I knew of Marjorie Merryweather Post, because growing up in Michigan, she was a household name. Her great wealth sourced from close-by Battle Creek, where her cereal empire began and thrived. At 27 she was the wealthiest woman in America when she inherited C. W. Post’s General Foods.
By the end of her life, she had many hundreds of millions of dollars, four husbands, three daughters, successfully introduced frozen foods to the mainstream against opposition, was hostess to a long line of presidents, collected Russian treasures after the Russian revolution and Marie Antoinette’s jewelry, and built countless colossal homes, including Mar-a-Lago.
She lived in luxury, not denying herself anything, but balanced that with much philanthropy, always on the look out for what kind of good she could do in the world. She had forward thinking views about women, acute business acumen, celebrated skills at hospitality, as well as much needed, incredible resilience from heartbreak caused by a series of men.
Interestingly, at the beginning of the book, Marjorie’s father had a healing in Christian Science that is described in detail. He came to Battle Creek for treatment of his failing health, but found his solution not from the medical methods of Dr. Kellogg (later to be his rival at Kellogg cereal), but through the help of his boardinghouse mistress who was a Christian Science healer.
Not only was her father healed from being at death’s door there, but he also had a business idea to help overworked women like this boardinghouse mistress– a breakfast (Grape-Nuts, invented in 1897) that didn’t need to be cooked. (He created Postum too, a healthier, caffeine free breakfast drink.) Basically, he “revolutionized breakfast.”
Without that pivot point of Christian Science coming into their lives, none of Marjorie’s amazing wealth would have been possible, nor all the philanthropy that extended from it. Unfortunately, her father did not continue in Christian Science, for he strayed to the point of cheating on his wife with his secretary, and later committed suicide, leaving his daughter an early heiress.
Marjorie lived a remarkable life, starting out humbly gluing cereal boxes together, and then catapults to live a lush life full of friends from the history books, and left an amazing legacy. After reading this book, I want to visit her Washington DC home, Hillwood, which is now a museum, to see her Russian treasures.

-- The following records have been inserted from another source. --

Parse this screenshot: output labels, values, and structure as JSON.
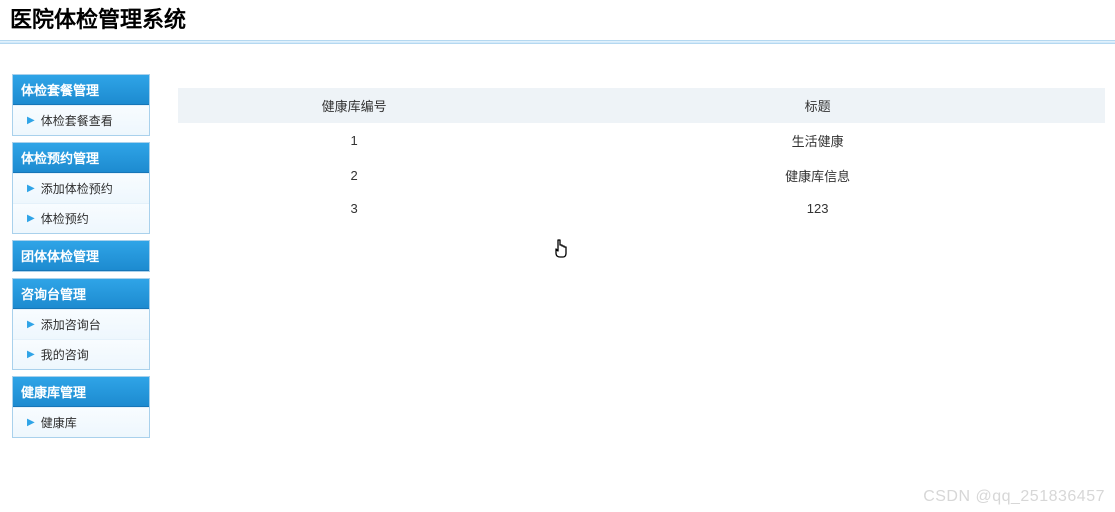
{
  "header": {
    "title": "医院体检管理系统"
  },
  "sidebar": {
    "groups": [
      {
        "label": "体检套餐管理",
        "items": [
          {
            "label": "体检套餐查看"
          }
        ]
      },
      {
        "label": "体检预约管理",
        "items": [
          {
            "label": "添加体检预约"
          },
          {
            "label": "体检预约"
          }
        ]
      },
      {
        "label": "团体体检管理",
        "items": []
      },
      {
        "label": "咨询台管理",
        "items": [
          {
            "label": "添加咨询台"
          },
          {
            "label": "我的咨询"
          }
        ]
      },
      {
        "label": "健康库管理",
        "items": [
          {
            "label": "健康库"
          }
        ]
      }
    ]
  },
  "table": {
    "columns": {
      "id": "健康库编号",
      "title": "标题"
    },
    "rows": [
      {
        "id": "1",
        "title": "生活健康"
      },
      {
        "id": "2",
        "title": "健康库信息"
      },
      {
        "id": "3",
        "title": "123"
      }
    ]
  },
  "watermark": "CSDN @qq_251836457"
}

The telling of Marjorie’s remarkable story is very straightforward and told in the first person; it comes across unembellished, in contrast to the woman it is about. The Magnificent Lives of Marjorie Post is well researched, and I’ve enjoyed other books by this author (see here).
I’m glad Marjorie Merryweather Post is being remembered for her panache and generosity of spirit. You’ll enjoy this read if you appreciate secure, capable women, who don’t shy away from what they have to contribute, have a great attitude, and who have a strongly ethical approach to life. I give this historical fiction 4 stars.